(ENTRIES PROVIDED Opens)

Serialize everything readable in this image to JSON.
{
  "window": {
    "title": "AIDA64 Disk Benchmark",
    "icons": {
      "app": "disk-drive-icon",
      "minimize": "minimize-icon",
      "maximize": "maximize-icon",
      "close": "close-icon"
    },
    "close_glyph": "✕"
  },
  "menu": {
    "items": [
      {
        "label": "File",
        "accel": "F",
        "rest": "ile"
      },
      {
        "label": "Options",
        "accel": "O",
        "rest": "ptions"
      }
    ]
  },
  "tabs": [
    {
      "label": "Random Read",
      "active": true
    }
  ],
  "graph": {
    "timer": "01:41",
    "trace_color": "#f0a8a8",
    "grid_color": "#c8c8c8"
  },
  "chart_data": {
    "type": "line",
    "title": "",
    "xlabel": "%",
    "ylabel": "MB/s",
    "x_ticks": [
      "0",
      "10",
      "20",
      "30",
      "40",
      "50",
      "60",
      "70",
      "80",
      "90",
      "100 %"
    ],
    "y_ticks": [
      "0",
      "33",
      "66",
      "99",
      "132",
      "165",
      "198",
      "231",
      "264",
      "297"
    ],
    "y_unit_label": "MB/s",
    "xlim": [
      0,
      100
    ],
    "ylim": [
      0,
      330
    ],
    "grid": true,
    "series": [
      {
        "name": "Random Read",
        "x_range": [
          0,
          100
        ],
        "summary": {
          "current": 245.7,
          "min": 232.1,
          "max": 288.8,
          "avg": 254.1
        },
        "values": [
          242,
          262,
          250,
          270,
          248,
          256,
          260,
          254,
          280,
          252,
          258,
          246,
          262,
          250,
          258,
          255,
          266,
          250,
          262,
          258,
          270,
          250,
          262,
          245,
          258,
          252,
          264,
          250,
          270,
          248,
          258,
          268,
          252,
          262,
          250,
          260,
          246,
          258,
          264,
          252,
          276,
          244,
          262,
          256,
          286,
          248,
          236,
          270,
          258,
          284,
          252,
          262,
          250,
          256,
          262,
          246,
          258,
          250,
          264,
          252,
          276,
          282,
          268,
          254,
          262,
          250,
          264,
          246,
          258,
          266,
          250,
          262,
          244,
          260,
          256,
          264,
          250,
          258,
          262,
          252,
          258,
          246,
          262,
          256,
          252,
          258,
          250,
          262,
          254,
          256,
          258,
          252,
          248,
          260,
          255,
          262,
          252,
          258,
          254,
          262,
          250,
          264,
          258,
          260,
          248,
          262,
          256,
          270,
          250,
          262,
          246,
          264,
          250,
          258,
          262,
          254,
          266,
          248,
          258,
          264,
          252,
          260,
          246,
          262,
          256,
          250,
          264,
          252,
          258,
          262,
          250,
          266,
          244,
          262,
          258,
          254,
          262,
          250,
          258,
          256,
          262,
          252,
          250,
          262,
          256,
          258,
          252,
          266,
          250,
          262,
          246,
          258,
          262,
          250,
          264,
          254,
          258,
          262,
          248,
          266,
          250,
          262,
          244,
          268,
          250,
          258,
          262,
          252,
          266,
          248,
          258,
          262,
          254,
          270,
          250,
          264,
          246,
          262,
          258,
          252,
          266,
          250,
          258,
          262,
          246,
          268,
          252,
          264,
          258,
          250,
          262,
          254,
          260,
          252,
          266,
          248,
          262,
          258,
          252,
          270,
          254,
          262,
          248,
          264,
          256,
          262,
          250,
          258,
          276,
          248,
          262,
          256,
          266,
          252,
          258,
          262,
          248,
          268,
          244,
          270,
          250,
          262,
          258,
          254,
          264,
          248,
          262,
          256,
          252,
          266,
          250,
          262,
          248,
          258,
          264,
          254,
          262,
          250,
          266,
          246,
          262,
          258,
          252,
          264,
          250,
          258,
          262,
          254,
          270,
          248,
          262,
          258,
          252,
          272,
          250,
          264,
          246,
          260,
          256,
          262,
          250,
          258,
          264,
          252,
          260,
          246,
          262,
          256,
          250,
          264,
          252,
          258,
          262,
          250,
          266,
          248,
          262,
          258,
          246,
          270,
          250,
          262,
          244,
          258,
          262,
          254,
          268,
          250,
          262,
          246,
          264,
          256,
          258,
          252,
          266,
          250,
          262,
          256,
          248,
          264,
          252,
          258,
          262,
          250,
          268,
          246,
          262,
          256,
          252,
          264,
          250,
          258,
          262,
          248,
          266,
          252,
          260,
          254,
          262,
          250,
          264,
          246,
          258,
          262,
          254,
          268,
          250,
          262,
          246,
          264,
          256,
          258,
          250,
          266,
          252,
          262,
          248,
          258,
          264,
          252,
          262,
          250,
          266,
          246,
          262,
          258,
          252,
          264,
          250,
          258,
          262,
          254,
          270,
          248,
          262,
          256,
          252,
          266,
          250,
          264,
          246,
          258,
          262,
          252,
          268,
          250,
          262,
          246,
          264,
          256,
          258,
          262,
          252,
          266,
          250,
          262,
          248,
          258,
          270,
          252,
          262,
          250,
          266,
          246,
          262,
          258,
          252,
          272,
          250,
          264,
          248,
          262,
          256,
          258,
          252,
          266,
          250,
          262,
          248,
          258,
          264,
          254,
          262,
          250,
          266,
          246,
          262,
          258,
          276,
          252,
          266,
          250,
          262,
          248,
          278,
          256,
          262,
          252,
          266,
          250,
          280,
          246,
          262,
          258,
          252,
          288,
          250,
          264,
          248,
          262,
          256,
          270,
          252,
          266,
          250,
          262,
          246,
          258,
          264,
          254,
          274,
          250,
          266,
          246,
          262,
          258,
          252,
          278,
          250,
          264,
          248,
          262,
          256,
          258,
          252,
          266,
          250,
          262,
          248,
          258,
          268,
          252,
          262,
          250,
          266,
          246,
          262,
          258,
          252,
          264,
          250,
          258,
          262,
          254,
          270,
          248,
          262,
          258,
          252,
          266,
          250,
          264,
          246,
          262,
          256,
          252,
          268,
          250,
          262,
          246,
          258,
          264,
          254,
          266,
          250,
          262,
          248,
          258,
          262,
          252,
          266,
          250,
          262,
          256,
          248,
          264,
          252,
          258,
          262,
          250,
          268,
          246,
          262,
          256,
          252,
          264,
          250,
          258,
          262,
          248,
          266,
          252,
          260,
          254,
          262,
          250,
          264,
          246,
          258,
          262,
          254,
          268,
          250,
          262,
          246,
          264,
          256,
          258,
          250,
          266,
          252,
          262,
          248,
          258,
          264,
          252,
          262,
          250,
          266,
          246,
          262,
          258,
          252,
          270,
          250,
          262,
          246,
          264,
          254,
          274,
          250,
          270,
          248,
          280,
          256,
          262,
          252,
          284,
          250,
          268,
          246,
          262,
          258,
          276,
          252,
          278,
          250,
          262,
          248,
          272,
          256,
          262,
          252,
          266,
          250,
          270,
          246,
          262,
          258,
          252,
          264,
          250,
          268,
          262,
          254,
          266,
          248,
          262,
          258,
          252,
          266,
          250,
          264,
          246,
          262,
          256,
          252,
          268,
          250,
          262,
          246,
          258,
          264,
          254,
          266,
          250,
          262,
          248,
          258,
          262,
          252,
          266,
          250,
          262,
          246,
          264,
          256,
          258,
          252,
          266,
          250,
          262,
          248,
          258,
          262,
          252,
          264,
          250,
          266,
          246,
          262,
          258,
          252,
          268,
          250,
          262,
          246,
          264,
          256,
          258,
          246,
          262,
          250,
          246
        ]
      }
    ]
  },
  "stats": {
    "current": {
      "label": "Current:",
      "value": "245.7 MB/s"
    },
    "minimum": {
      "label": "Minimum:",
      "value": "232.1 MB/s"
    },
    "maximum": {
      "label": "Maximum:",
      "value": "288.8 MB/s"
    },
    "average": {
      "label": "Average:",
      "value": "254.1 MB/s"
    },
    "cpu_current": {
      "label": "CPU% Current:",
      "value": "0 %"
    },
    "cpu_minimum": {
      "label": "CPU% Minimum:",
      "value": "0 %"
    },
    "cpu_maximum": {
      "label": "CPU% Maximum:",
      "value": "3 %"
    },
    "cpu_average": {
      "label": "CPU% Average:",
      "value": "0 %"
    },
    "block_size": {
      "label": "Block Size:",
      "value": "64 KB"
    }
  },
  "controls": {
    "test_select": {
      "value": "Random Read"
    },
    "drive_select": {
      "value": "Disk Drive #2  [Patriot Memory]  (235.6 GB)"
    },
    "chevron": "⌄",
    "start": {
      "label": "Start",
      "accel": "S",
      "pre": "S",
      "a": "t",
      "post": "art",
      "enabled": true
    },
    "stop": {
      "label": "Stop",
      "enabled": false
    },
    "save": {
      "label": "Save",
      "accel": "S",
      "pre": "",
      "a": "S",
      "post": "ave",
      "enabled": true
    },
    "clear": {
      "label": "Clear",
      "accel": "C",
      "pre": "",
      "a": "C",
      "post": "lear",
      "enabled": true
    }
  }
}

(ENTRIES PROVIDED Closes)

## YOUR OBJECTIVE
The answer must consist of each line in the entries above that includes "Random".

## SOLUTION TO THIS PROBLEM
      "label": "Random Read",
        "name": "Random Read",
      "value": "Random Read"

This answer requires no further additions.